From 2005-2019, EIFL delivered 100+ interventions and presentations at WIPO negotiations in support of international copyright law reform.
Copyright is meant to balance public access to knowledge with the rights of authors, publishers and creators. However, the laws that govern how digital information is used and shared have not kept pace. Now more than ever, we need a legal and regulatory copyright framework that is consistent across borders and recognizes the public interest role of libraries and archives in the global knowledge society.
For the most part, the protection of rightsholder’s rights is mandatory and global in nature, while users’ rights - copyright limitations and exceptions - for the most part are optional and are left to national discretion. As a result, global implementation of limitations and exceptions is weak. And while the international copyright system has evolved to protect works in the digital environment, the exceptions largely remain stuck in the pre-digital print world.
To get the international copyright system back on track for libraries, EIFL is seeking an international treaty on copyright limitations and exceptions to enable the effective functioning of libraries in the global digital environment.
A treaty would establish basic international standards for core library activities and services, protecting communities who rely heavily on libraries to access knowledge and information. It would ensure equal treatment of print and digital resources, protect the ability to acquire and lend digital works, safeguard our cultural and scientific heritage for future generations, and unlock orphan works (where the author or copyright holder cannot be identified or found) for socially beneficial purposes. For people everywhere.
The reality is that the system is broken.
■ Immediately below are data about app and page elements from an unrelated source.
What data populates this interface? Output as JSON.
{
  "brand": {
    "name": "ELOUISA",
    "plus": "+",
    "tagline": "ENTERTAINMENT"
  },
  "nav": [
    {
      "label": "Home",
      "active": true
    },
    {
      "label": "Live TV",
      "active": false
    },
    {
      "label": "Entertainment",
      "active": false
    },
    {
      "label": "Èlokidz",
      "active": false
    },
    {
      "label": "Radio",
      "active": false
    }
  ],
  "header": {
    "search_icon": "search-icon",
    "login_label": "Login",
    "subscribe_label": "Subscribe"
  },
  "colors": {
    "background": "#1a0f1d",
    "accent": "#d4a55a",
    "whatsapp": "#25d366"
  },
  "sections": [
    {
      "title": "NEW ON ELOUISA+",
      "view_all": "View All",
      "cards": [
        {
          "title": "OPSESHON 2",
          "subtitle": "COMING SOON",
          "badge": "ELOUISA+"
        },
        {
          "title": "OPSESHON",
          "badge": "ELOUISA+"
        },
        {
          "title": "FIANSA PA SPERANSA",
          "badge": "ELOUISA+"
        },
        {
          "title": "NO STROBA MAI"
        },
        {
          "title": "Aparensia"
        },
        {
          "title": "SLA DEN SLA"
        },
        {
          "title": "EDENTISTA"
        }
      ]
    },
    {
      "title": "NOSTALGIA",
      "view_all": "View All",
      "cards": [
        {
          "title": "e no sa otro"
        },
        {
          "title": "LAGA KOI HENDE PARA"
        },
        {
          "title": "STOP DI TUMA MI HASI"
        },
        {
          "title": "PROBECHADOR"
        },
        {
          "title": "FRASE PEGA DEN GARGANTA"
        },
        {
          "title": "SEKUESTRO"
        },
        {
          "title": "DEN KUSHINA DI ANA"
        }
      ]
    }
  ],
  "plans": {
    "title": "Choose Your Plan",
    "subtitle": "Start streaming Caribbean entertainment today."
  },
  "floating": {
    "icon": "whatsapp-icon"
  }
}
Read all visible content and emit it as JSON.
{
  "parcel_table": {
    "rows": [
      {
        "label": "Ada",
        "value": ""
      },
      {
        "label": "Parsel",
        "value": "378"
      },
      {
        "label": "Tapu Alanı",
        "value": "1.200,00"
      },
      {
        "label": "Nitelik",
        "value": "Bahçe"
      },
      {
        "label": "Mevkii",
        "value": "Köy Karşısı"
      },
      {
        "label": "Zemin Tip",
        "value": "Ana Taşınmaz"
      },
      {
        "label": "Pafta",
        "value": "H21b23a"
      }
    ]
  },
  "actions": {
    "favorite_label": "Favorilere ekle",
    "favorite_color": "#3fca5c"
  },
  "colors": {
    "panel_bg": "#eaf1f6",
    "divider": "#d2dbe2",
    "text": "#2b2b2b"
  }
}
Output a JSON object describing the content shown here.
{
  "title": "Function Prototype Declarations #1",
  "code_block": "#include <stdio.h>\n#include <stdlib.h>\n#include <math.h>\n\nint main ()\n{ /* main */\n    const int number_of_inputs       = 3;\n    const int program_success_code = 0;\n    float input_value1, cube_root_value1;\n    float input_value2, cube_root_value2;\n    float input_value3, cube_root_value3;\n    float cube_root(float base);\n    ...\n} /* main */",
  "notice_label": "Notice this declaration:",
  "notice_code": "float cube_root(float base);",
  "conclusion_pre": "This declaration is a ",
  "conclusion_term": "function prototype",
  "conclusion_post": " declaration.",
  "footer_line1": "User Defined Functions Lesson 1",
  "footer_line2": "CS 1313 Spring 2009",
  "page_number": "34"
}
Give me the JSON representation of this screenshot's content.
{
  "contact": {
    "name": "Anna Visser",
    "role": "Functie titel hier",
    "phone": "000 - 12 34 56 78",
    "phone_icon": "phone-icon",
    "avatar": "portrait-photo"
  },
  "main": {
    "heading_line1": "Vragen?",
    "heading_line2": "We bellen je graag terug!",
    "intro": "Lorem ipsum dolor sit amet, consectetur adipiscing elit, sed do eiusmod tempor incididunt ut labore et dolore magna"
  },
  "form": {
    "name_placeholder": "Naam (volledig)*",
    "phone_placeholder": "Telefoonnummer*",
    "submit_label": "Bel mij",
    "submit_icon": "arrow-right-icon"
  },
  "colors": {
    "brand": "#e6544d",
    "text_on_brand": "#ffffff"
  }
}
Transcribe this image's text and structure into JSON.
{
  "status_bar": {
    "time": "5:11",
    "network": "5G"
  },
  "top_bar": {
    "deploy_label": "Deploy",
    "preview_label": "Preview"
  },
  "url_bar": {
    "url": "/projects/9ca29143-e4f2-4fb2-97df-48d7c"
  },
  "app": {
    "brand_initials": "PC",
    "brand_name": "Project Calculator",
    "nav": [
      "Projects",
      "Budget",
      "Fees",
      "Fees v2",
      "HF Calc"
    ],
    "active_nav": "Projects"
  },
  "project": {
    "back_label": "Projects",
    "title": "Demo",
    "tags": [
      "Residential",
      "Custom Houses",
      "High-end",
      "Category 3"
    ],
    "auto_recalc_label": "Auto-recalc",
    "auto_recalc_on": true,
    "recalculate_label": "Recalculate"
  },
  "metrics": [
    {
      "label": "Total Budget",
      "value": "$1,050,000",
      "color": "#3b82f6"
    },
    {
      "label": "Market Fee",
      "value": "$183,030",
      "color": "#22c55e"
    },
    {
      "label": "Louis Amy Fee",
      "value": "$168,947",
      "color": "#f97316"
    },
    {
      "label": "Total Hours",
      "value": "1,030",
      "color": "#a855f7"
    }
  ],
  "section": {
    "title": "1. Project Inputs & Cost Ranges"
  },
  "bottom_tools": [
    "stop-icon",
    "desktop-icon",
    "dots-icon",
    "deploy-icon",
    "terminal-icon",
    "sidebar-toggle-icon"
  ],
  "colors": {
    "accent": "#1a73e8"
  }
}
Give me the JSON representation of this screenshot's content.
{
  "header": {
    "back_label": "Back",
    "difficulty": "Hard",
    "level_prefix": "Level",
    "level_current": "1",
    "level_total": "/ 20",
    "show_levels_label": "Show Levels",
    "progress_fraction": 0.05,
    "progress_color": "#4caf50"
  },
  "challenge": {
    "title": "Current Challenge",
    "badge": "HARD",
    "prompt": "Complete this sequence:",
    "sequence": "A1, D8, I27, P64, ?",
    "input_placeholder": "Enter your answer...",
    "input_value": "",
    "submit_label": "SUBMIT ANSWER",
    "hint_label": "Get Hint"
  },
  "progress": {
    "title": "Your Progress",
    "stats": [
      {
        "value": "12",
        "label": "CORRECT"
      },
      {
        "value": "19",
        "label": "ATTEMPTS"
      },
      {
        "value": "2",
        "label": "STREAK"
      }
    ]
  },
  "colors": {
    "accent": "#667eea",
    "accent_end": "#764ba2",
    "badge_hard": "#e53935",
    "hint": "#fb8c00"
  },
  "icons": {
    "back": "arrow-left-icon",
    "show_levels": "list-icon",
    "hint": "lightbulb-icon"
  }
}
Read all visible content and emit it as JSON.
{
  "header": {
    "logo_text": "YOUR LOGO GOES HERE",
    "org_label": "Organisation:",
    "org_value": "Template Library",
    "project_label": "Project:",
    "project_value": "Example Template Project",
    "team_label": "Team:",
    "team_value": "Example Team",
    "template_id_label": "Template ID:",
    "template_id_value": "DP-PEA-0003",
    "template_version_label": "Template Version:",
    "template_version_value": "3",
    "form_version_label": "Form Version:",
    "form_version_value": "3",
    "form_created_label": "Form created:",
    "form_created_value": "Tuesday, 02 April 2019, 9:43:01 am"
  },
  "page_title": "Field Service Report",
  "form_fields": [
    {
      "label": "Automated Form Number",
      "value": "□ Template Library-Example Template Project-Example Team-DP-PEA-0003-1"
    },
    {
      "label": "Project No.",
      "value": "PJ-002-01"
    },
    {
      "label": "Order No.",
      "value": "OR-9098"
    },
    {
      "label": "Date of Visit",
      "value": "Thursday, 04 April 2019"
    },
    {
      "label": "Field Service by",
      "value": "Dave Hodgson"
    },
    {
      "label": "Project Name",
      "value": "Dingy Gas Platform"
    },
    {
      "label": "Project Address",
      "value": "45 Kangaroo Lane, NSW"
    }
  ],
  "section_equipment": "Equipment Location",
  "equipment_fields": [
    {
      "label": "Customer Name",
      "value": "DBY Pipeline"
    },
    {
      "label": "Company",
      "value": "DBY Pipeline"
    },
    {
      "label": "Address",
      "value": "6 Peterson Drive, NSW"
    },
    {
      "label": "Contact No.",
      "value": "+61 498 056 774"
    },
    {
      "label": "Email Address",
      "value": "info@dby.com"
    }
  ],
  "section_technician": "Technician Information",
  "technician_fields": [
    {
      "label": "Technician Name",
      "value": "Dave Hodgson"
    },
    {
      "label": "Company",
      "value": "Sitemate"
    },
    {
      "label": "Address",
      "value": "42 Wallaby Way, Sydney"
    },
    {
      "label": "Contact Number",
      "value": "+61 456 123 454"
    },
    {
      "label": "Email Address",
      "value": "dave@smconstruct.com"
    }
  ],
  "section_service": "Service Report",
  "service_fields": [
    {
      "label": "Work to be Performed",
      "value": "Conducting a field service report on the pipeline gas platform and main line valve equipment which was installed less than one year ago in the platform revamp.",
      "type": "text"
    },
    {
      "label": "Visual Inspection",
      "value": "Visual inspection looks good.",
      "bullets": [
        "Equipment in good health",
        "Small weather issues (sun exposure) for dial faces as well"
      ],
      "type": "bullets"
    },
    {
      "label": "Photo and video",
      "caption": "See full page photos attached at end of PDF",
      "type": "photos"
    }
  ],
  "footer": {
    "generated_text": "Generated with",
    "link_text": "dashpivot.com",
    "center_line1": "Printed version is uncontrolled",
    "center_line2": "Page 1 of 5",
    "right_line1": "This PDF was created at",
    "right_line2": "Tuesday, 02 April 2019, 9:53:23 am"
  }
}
None of our theories of copyright work when it comes to developing countries.
A study commissioned by WIPO (2017) shows that nearly half of WIPO member states do not have an exception allowing libraries to make research copies for their users, and only 11% have a provision for inter-library document supply.